Out of those who actually make it to the courthouse, not all are selected to sit on a trial. Some are dismissed because they cannot rule objectively on the case, and some may be released if they fear retribution from their employer for missing time from work for the trial. Employers are not allowed to fire employees for completing jury duty. Juror compensation in South Florida is $15 per day for the first three days of trial and $30 per day thereafter, for anyone not compensated by their employer for serving.
The ratio of people available to serve on the first day of a trial compared to the number of people who were summoned for jury duty is called the juror summoning yield. A low yield may indicate a court that is too lenient in dismissing jurors who do not wish to serve.

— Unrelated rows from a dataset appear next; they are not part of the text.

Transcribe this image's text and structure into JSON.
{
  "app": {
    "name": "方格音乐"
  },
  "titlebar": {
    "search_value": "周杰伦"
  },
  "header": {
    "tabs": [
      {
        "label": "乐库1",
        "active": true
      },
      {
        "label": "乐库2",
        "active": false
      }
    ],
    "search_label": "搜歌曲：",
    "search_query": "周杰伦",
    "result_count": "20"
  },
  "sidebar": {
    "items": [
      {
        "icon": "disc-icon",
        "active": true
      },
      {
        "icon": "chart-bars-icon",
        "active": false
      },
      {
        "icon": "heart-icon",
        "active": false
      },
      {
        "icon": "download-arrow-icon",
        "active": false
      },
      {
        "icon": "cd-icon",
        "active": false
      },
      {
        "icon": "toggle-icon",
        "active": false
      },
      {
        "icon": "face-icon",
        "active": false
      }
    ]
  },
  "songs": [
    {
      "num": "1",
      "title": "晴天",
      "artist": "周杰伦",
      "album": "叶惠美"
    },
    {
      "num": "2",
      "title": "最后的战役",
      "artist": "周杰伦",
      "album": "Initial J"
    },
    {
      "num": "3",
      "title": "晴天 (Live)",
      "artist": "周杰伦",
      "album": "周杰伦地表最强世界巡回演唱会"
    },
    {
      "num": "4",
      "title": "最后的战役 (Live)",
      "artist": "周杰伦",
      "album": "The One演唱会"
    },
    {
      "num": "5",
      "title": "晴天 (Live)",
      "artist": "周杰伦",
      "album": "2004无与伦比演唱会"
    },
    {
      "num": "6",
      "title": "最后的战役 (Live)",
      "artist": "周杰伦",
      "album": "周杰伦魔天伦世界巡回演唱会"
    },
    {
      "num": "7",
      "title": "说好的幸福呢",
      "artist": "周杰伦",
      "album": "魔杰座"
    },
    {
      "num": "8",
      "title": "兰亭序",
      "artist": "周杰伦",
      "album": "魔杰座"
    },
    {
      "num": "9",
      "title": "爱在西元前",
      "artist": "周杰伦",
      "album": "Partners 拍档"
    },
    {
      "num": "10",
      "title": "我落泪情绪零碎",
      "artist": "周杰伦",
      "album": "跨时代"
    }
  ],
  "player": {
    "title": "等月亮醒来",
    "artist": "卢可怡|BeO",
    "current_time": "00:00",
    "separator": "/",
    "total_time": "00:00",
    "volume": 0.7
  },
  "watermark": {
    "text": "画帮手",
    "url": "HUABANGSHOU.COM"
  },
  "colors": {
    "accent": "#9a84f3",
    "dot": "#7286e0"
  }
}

Courts generally measure summoning yield over a five-year period. A slow economy with more people working part-time or via side gigs may reduce summoning yield since workers fearing for their job security cannot afford to take time off from work, or their schedules simply do not allow time for jury duty. Consistently low yields over time, however, may indicate that a court should review and modify its jury selection procedures.
Data were gathered from the Florida criminal court system, U.S. Census Bureau, and U.S. Centers for Disease Control and Prevention. The map displaying jury summoning yields reflects January through March 2019, and though the court system recommends using a five-year average to analyze summoning yields, that data are not currently available on their website. Regarding the maps, when county-level data were not available, circuit-level data were applied to each county in the circuit. Datasets were combined and cleaned using the Python 3 pandas library and visualizations were created using Flourish and matplotlib.
- History of Florida’s circuit courts: https://www.ninthcircuit.org/about/history/circuit-history/reform
- Explanation of Florida’s circuit court jurisdictions: https://www.flcourts.org/Florida-Courts/Trial-Courts-Circuit
- Florida population info: https://www.census.gov/newsroom/press-releases/2018/estimates-national-state.html
- Orlando population: https://factfinder.census.gov/faces/nav/jsf/pages/community_facts.xhtml?src=bkmk
- Florida statute on drug abuse prevention and control: http://www.leg.state.fl.us/Statutes/index.cfm?App_mode=Display_Statute&URL=0800-0899/0893/0893.html
- Drug Enforcement Agency 2018 report: https://www.dea.gov/sites/default/files/2018-11/DIR-032-18%202018%20NDTA%20final%20low%20resolution.pdf
- Definition of felony theft in Florida: https://www.wjhg.com/content/news/Florida-updates-felony-theft-threshold-for-first-time-in-more-than-30-years-512287612.html
- Definition of felony forgery in FloridaL: http://www.leg.state.fl.us/statutes/index.cfm?App_mode=Display_Statute&URL=0800-0899/0831/Sections/0831.01.html
- FDLE property crime rates: https://www.fdle.state.fl.us/FSAC/Crime-Trends/Property-Crime
- Crimes against persons: https://criminal.findlaw.com/criminal-charges/crimes-against-the-person.html
- Leon County information: https://www.tallahassee.com/story/news/local/2019/06/24/leon-countys-crime-rate-dips-but-remains-highest-florida-fifth-year-row/1545384001/
- Why cases settle before trial: https://scholarship.law.cornell.edu/cgi/viewcontent.cgi?article=1202&context=facpub
- Trial penalties: https://www.nacdl.org/trialpenaltyreport/
- Juror yield information for Florida: http://www.courtools.org/~/media/Microsites/Files/CourTools/courtools_Trial_measure8_Effective_Use_Of_Jurors.ashx